TASK TO CARRY OUT - Retype the data exactly. Spelling and punctuation stay as they are.
┄┄┄┄┄┄┄┄┄┄
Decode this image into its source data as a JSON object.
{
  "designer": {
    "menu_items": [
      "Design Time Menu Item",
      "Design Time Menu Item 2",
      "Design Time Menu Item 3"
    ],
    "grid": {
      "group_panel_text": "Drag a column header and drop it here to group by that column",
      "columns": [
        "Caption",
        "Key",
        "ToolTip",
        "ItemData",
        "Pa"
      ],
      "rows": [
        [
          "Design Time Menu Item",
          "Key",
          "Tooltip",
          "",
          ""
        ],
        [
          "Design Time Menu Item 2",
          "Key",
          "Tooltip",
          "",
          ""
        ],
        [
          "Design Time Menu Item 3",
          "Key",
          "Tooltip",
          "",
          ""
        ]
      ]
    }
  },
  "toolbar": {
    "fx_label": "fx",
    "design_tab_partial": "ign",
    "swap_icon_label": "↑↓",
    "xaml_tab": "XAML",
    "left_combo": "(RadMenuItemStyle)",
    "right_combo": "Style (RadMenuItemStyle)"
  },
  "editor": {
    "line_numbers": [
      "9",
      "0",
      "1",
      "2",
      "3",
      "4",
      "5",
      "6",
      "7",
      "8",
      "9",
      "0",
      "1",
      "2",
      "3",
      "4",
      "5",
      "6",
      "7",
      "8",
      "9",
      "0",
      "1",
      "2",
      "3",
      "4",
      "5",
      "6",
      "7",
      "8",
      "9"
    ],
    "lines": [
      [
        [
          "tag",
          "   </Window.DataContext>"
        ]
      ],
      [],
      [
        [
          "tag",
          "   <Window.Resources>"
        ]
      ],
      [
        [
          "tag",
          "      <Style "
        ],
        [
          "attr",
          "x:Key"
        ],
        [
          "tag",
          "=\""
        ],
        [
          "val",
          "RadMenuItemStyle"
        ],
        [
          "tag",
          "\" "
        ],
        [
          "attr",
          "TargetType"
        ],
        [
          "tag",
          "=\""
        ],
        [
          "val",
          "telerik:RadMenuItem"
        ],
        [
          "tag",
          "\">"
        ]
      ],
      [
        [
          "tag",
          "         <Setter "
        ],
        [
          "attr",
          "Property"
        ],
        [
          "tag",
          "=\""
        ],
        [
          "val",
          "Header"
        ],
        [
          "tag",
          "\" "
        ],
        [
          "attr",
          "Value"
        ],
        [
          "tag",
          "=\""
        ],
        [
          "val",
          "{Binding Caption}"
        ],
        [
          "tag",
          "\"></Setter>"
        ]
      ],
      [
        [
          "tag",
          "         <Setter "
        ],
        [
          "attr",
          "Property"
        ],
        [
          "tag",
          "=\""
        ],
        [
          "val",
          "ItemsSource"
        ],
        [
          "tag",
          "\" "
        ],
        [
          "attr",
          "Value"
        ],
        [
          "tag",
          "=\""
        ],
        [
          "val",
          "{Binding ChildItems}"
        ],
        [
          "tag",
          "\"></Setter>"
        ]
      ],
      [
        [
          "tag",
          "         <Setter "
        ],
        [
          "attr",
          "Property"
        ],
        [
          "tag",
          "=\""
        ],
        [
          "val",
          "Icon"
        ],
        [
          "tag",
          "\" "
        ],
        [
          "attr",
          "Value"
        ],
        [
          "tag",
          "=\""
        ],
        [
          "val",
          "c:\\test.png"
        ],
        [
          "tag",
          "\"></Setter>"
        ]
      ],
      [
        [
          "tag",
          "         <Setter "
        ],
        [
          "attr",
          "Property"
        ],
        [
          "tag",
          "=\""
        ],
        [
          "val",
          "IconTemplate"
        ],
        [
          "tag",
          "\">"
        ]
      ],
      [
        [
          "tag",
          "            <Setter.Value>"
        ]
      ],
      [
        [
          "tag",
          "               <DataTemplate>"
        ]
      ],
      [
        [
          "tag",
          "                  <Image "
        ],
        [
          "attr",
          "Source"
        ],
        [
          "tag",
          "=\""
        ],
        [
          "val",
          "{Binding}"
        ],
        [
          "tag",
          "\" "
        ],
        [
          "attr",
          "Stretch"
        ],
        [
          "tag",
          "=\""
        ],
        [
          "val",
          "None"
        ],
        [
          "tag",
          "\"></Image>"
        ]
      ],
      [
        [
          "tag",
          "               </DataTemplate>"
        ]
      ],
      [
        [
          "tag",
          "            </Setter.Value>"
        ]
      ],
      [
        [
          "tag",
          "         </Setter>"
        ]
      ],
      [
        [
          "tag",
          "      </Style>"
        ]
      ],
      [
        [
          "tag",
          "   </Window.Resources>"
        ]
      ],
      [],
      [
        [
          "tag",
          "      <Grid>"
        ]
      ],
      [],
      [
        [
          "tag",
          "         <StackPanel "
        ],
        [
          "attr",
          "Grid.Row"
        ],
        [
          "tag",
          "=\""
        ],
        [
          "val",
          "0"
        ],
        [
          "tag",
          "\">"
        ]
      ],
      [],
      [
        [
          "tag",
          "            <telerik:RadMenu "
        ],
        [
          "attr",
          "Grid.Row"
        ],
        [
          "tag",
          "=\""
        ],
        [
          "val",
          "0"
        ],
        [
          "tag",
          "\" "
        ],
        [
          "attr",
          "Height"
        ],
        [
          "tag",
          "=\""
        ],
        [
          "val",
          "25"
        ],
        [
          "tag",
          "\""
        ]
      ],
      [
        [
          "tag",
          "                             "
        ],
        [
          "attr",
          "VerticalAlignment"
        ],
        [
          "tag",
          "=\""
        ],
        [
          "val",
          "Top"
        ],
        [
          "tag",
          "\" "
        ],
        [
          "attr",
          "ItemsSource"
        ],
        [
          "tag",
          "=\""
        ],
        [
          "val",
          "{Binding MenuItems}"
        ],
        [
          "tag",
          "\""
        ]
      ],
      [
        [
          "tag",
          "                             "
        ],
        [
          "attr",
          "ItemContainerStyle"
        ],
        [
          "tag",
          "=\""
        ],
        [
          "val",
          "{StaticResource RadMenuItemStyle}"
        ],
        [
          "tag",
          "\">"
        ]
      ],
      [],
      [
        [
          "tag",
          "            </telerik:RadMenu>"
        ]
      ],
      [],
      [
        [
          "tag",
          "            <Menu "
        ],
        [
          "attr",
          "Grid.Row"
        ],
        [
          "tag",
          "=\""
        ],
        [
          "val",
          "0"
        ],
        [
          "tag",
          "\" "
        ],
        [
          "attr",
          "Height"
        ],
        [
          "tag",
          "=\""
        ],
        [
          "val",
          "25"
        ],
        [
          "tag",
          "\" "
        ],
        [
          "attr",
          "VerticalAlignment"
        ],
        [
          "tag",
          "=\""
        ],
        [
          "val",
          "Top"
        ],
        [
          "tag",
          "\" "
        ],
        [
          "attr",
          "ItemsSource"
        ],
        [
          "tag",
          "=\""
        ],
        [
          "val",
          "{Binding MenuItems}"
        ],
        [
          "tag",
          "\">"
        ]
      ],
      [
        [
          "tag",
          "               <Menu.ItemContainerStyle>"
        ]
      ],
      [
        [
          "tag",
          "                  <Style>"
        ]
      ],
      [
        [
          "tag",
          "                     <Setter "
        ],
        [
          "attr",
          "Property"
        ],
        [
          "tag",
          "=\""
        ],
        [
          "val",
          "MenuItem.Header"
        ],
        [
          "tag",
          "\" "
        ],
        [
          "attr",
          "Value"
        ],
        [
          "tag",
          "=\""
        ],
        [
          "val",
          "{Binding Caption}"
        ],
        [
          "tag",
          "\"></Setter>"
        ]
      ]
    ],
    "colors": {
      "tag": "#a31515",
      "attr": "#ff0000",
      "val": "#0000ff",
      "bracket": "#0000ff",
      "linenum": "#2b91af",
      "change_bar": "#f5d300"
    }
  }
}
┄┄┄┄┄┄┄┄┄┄
RESPONSE TO THIS EXERCISE -
Decode this image into its source data as a JSON object.
{
  "designer": {
    "menu_items": [
      "Design Time Menu Item",
      "Design Time Menu Item 2",
      "Design Time Menu Item 3"
    ],
    "grid": {
      "group_panel_text": "Drag a column header and drop it here to group by that column",
      "columns": [
        "Caption",
        "Key",
        "ToolTip",
        "ItemData",
        "Pa"
      ],
      "rows": [
        [
          "Design Time Menu Item",
          "Key",
          "Tooltip",
          "",
          ""
        ],
        [
          "Design Time Menu Item 2",
          "Key",
          "Tooltip",
          "",
          ""
        ],
        [
          "Design Time Menu Item 3",
          "Key",
          "Tooltip",
          "",
          ""
        ]
      ]
    }
  },
  "toolbar": {
    "fx_label": "fx",
    "design_tab_partial": "ign",
    "swap_icon_label": "↑↓",
    "xaml_tab": "XAML",
    "left_combo": "(RadMenuItemStyle)",
    "right_combo": "Style (RadMenuItemStyle)"
  },
  "editor": {
    "line_numbers": [
      "9",
      "0",
      "1",
      "2",
      "3",
      "4",
      "5",
      "6",
      "7",
      "8",
      "9",
      "0",
      "1",
      "2",
      "3",
      "4",
      "5",
      "6",
      "7",
      "8",
      "9",
      "0",
      "1",
      "2",
      "3",
      "4",
      "5",
      "6",
      "7",
      "8",
      "9"
    ],
    "lines": [
      [
        [
          "tag",
          "   </Window.DataContext>"
        ]
      ],
      [],
      [
        [
          "tag",
          "   <Window.Resources>"
        ]
      ],
      [
        [
          "tag",
          "      <Style "
        ],
        [
          "attr",
          "x:Key"
        ],
        [
          "tag",
          "=\""
        ],
        [
          "val",
          "RadMenuItemStyle"
        ],
        [
          "tag",
          "\" "
        ],
        [
          "attr",
          "TargetType"
        ],
        [
          "tag",
          "=\""
        ],
        [
          "val",
          "telerik:RadMenuItem"
        ],
        [
          "tag",
          "\">"
        ]
      ],
      [
        [
          "tag",
          "         <Setter "
        ],
        [
          "attr",
          "Property"
        ],
        [
          "tag",
          "=\""
        ],
        [
          "val",
          "Header"
        ],
        [
          "tag",
          "\" "
        ],
        [
          "attr",
          "Value"
        ],
        [
          "tag",
          "=\""
        ],
        [
          "val",
          "{Binding Caption}"
        ],
        [
          "tag",
          "\"></Setter>"
        ]
      ],
      [
        [
          "tag",
          "         <Setter "
        ],
        [
          "attr",
          "Property"
        ],
        [
          "tag",
          "=\""
        ],
        [
          "val",
          "ItemsSource"
        ],
        [
          "tag",
          "\" "
        ],
        [
          "attr",
          "Value"
        ],
        [
          "tag",
          "=\""
        ],
        [
          "val",
          "{Binding ChildItems}"
        ],
        [
          "tag",
          "\"></Setter>"
        ]
      ],
      [
        [
          "tag",
          "         <Setter "
        ],
        [
          "attr",
          "Property"
        ],
        [
          "tag",
          "=\""
        ],
        [
          "val",
          "Icon"
        ],
        [
          "tag",
          "\" "
        ],
        [
          "attr",
          "Value"
        ],
        [
          "tag",
          "=\""
        ],
        [
          "val",
          "c:\\test.png"
        ],
        [
          "tag",
          "\"></Setter>"
        ]
      ],
      [
        [
          "tag",
          "         <Setter "
        ],
        [
          "attr",
          "Property"
        ],
        [
          "tag",
          "=\""
        ],
        [
          "val",
          "IconTemplate"
        ],
        [
          "tag",
          "\">"
        ]
      ],
      [
        [
          "tag",
          "            <Setter.Value>"
        ]
      ],
      [
        [
          "tag",
          "               <DataTemplate>"
        ]
      ],
      [
        [
          "tag",
          "                  <Image "
        ],
        [
          "attr",
          "Source"
        ],
        [
          "tag",
          "=\""
        ],
        [
          "val",
          "{Binding}"
        ],
        [
          "tag",
          "\" "
        ],
        [
          "attr",
          "Stretch"
        ],
        [
          "tag",
          "=\""
        ],
        [
          "val",
          "None"
        ],
        [
          "tag",
          "\"></Image>"
        ]
      ],
      [
        [
          "tag",
          "               </DataTemplate>"
        ]
      ],
      [
        [
          "tag",
          "            </Setter.Value>"
        ]
      ],
      [
        [
          "tag",
          "         </Setter>"
        ]
      ],
      [
        [
          "tag",
          "      </Style>"
        ]
      ],
      [
        [
          "tag",
          "   </Window.Resources>"
        ]
      ],
      [],
      [
        [
          "tag",
          "      <Grid>"
        ]
      ],
      [],
      [
        [
          "tag",
          "         <StackPanel "
        ],
        [
          "attr",
          "Grid.Row"
        ],
        [
          "tag",
          "=\""
        ],
        [
          "val",
          "0"
        ],
        [
          "tag",
          "\">"
        ]
      ],
      [],
      [
        [
          "tag",
          "            <telerik:RadMenu "
        ],
        [
          "attr",
          "Grid.Row"
        ],
        [
          "tag",
          "=\""
        ],
        [
          "val",
          "0"
        ],
        [
          "tag",
          "\" "
        ],
        [
          "attr",
          "Height"
        ],
        [
          "tag",
          "=\""
        ],
        [
          "val",
          "25"
        ],
        [
          "tag",
          "\""
        ]
      ],
      [
        [
          "tag",
          "                             "
        ],
        [
          "attr",
          "VerticalAlignment"
        ],
        [
          "tag",
          "=\""
        ],
        [
          "val",
          "Top"
        ],
        [
          "tag",
          "\" "
        ],
        [
          "attr",
          "ItemsSource"
        ],
        [
          "tag",
          "=\""
        ],
        [
          "val",
          "{Binding MenuItems}"
        ],
        [
          "tag",
          "\""
        ]
      ],
      [
        [
          "tag",
          "                             "
        ],
        [
          "attr",
          "ItemContainerStyle"
        ],
        [
          "tag",
          "=\""
        ],
        [
          "val",
          "{StaticResource RadMenuItemStyle}"
        ],
        [
          "tag",
          "\">"
        ]
      ],
      [],
      [
        [
          "tag",
          "            </telerik:RadMenu>"
        ]
      ],
      [],
      [
        [
          "tag",
          "            <Menu "
        ],
        [
          "attr",
          "Grid.Row"
        ],
        [
          "tag",
          "=\""
        ],
        [
          "val",
          "0"
        ],
        [
          "tag",
          "\" "
        ],
        [
          "attr",
          "Height"
        ],
        [
          "tag",
          "=\""
        ],
        [
          "val",
          "25"
        ],
        [
          "tag",
          "\" "
        ],
        [
          "attr",
          "VerticalAlignment"
        ],
        [
          "tag",
          "=\""
        ],
        [
          "val",
          "Top"
        ],
        [
          "tag",
          "\" "
        ],
        [
          "attr",
          "ItemsSource"
        ],
        [
          "tag",
          "=\""
        ],
        [
          "val",
          "{Binding MenuItems}"
        ],
        [
          "tag",
          "\">"
        ]
      ],
      [
        [
          "tag",
          "               <Menu.ItemContainerStyle>"
        ]
      ],
      [
        [
          "tag",
          "                  <Style>"
        ]
      ],
      [
        [
          "tag",
          "                     <Setter "
        ],
        [
          "attr",
          "Property"
        ],
        [
          "tag",
          "=\""
        ],
        [
          "val",
          "MenuItem.Header"
        ],
        [
          "tag",
          "\" "
        ],
        [
          "attr",
          "Value"
        ],
        [
          "tag",
          "=\""
        ],
        [
          "val",
          "{Binding Caption}"
        ],
        [
          "tag",
          "\"></Setter>"
        ]
      ]
    ],
    "colors": {
      "tag": "#a31515",
      "attr": "#ff0000",
      "val": "#0000ff",
      "bracket": "#0000ff",
      "linenum": "#2b91af",
      "change_bar": "#f5d300"
    }
  }
}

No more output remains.